Instead, lawyers say, the pending Bill on compulsory registration of gifts given and taken during marriage should be passed without delay to prevent confusion on dowry harassment cases.
In India, where the National Crime Records Bureau, statistics show more than 8,000 dowry deaths and around 2,500 bride burning cases occurring every year, the DP Act should be made more stringent, cutting down all loopholes in the law.
While under the law both giving and accepting dowry is a crime, there are hardly any cases against dowry givers. Despite demanding dowry, husbands use the term ‘customary presents’ given by the bride’s parents at the time of marriage.
Advocate Mr P. Subhash said, “The thin line separating dowry from voluntary gifts has to be made more concrete else there are chances of misuse of the DP Act and the very purpose of the Act would be defeated. As it is, very few dowry harassment cases end in conviction. Most cases get dismissed due to lack of evidence by an independent party. Also, the husband or his family invariably claims that ‘it was a gift and not dowry.’”

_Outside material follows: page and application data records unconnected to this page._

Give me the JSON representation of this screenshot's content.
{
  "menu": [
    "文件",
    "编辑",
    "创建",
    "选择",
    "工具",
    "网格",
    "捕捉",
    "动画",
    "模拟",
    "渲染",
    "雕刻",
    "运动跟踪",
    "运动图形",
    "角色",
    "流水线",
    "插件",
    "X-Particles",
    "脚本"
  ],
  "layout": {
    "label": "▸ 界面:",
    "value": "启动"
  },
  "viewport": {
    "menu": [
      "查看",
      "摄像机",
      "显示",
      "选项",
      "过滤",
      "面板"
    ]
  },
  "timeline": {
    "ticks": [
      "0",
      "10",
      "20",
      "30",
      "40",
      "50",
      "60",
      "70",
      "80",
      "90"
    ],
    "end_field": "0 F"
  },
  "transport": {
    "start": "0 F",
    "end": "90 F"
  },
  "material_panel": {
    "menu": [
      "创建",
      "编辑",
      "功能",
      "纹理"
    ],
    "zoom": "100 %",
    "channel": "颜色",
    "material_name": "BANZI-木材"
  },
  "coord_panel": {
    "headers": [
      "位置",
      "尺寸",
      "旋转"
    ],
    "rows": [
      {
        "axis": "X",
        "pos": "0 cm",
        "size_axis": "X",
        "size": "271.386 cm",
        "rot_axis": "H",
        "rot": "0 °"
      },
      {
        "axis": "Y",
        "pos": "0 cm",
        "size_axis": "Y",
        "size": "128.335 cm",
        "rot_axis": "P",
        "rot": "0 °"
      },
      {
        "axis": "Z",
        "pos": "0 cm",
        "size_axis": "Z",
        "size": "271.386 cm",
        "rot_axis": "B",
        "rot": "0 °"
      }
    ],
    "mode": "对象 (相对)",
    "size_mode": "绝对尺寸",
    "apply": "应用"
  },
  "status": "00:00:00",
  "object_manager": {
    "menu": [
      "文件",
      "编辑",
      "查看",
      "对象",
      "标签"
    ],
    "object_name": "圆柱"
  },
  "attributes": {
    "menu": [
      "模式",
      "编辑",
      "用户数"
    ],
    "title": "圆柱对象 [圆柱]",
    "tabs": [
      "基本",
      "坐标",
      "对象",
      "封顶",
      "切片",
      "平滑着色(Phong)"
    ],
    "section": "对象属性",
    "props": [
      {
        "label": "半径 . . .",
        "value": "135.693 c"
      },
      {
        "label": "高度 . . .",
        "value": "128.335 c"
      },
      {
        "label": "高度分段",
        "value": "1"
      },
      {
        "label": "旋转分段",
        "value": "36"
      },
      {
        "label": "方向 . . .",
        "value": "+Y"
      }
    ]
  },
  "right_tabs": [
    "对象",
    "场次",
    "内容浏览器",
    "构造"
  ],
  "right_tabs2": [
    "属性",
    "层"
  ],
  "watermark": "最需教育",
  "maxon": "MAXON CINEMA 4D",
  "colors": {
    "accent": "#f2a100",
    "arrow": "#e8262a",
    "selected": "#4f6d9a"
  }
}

Family Court advocate Ms Anita Salabh Jain said that instead of modifying the definition of dowry, “registration of all movable and immovable gifts, cash and jewellery given or taken on the occasion of marriage should be made mandatory. Passing this Bill will prevent filing of false cases and making fake claims by disputing parties,” she said.